late 14c., "state or condition of being able; capacity to do or act," from Old French ableté "ability (to inherit)," from Latin habilitatem (nominative habilitas, in Medieval Latin abilitas) "aptitude, ability," noun of quality from habilis "easy to manage, handy" (see able). One case where a Latin silent -h- failed to make a return in English (despite efforts of 16c.-17c. scholars); see H. Also in Middle English, "suitableness, fitness." Abilities "one's talents or mental endowments" is from 1580s.
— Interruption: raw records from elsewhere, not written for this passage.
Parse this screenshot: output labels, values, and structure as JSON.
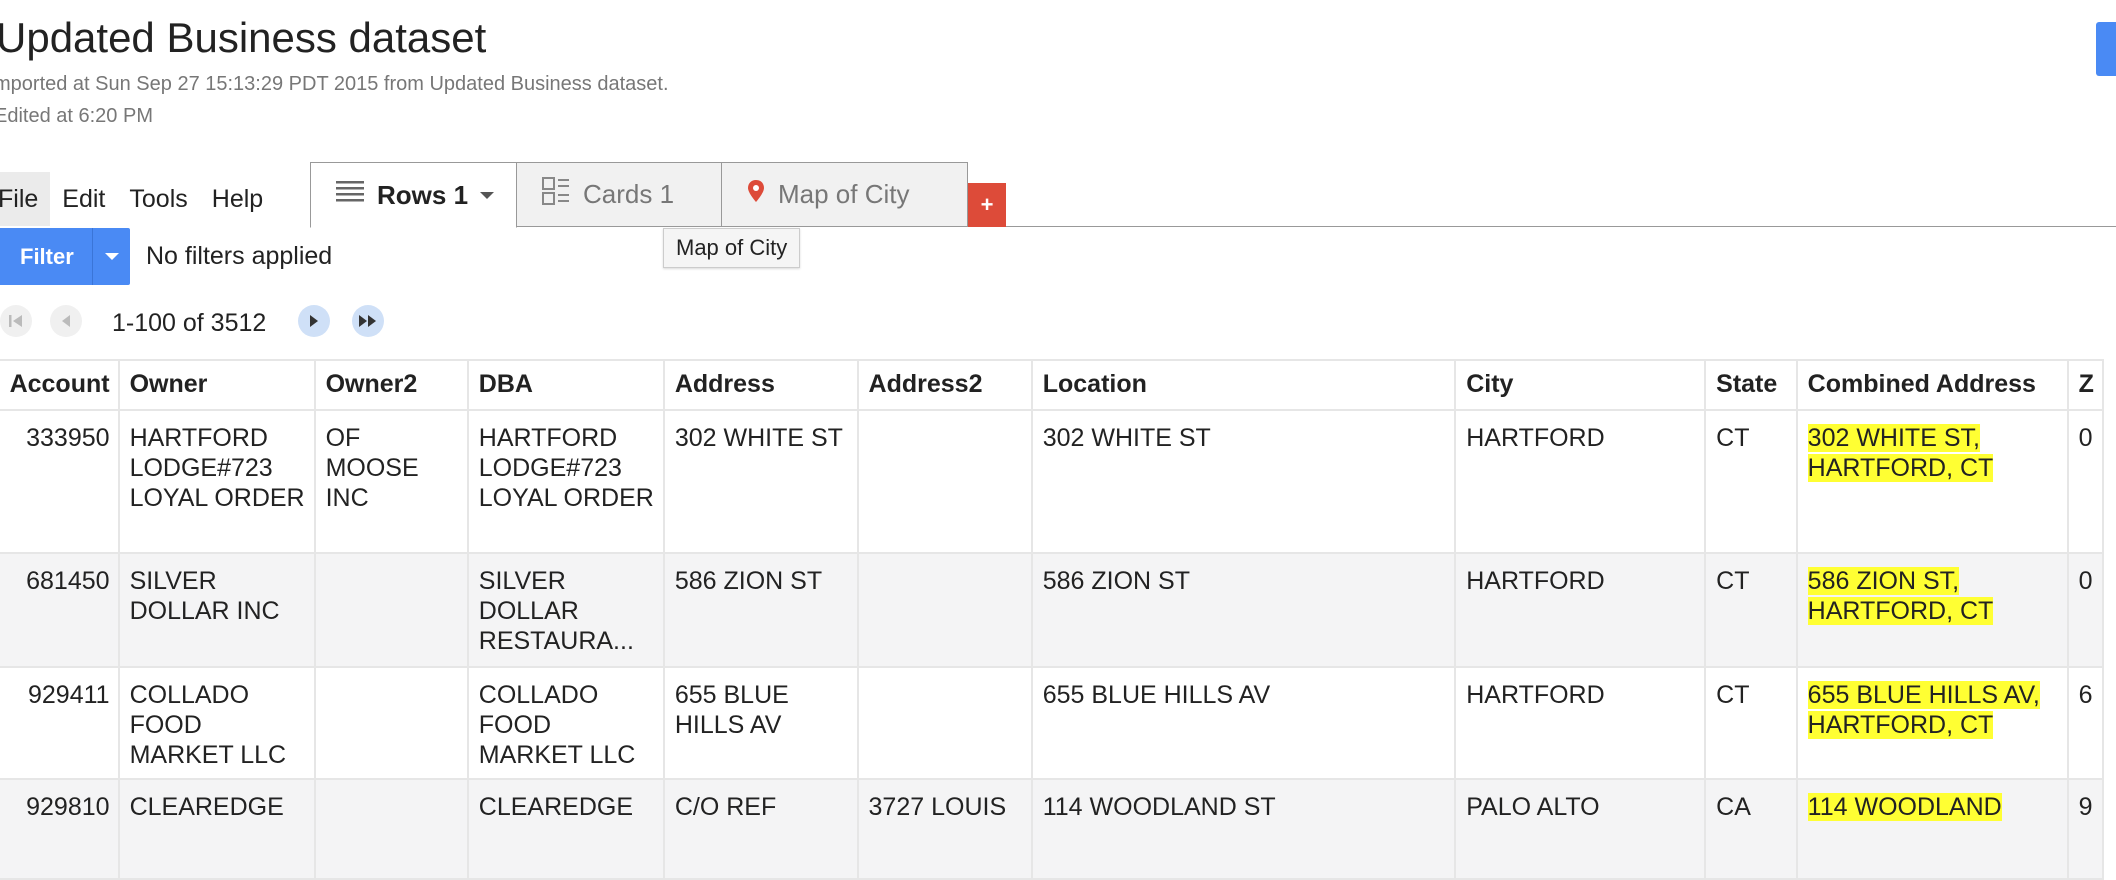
{
  "header": {
    "title": "Updated Business dataset",
    "imported": "mported at Sun Sep 27 15:13:29 PDT 2015 from Updated Business dataset.",
    "edited": "Edited at 6:20 PM"
  },
  "menu": [
    "File",
    "Edit",
    "Tools",
    "Help"
  ],
  "tabs": {
    "rows": "Rows 1",
    "cards": "Cards 1",
    "map": "Map of City",
    "add": "+"
  },
  "tooltip": "Map of City",
  "filter": {
    "button_label": "Filter",
    "status": "No filters applied"
  },
  "pager": {
    "range": "1-100 of 3512"
  },
  "table": {
    "columns": [
      "Account",
      "Owner",
      "Owner2",
      "DBA",
      "Address",
      "Address2",
      "Location",
      "City",
      "State",
      "Combined Address",
      "Z"
    ],
    "rows": [
      {
        "account": "333950",
        "owner": "HARTFORD LODGE#723 LOYAL ORDER",
        "owner2": "OF MOOSE INC",
        "dba": "HARTFORD LODGE#723 LOYAL ORDER",
        "address": "302 WHITE ST",
        "address2": "",
        "location": "302 WHITE ST",
        "city": "HARTFORD",
        "state": "CT",
        "combined": "302 WHITE ST, HARTFORD, CT",
        "zip": "0"
      },
      {
        "account": "681450",
        "owner": "SILVER DOLLAR INC",
        "owner2": "",
        "dba": "SILVER DOLLAR RESTAURA...",
        "address": "586 ZION ST",
        "address2": "",
        "location": "586 ZION ST",
        "city": "HARTFORD",
        "state": "CT",
        "combined": "586 ZION ST, HARTFORD, CT",
        "zip": "0"
      },
      {
        "account": "929411",
        "owner": "COLLADO FOOD MARKET LLC",
        "owner2": "",
        "dba": "COLLADO FOOD MARKET LLC",
        "address": "655 BLUE HILLS AV",
        "address2": "",
        "location": "655 BLUE HILLS AV",
        "city": "HARTFORD",
        "state": "CT",
        "combined": "655 BLUE HILLS AV, HARTFORD, CT",
        "zip": "6"
      },
      {
        "account": "929810",
        "owner": "CLEAREDGE",
        "owner2": "",
        "dba": "CLEAREDGE",
        "address": "C/O REF",
        "address2": "3727 LOUIS",
        "location": "114 WOODLAND ST",
        "city": "PALO ALTO",
        "state": "CA",
        "combined": "114 WOODLAND",
        "zip": "9"
      }
    ]
  },
  "colors": {
    "accent_blue": "#4a8af4",
    "add_tab_red": "#dd4b39",
    "highlight_yellow": "#ffff33"
  }
}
early 15c., "ability to contain; size, extent;" also "ability" in a legal, moral, or intellectual sense, from Old French capacité "ability to hold" (15c.), from Latin capacitatem (nominative capacitas) "breadth, capacity, capability of holding much," noun of state from capax (genitive capacis) "able to hold much," from capere "to take" (from PIE root *kap- "to grasp").
Sense of "power to store electricity" is from 1777; industrial sense of "ability to produce" is from 1931. Meaning "power of containing a certain quantity" is from 1885, hence "largest audience a place can hold" (1908).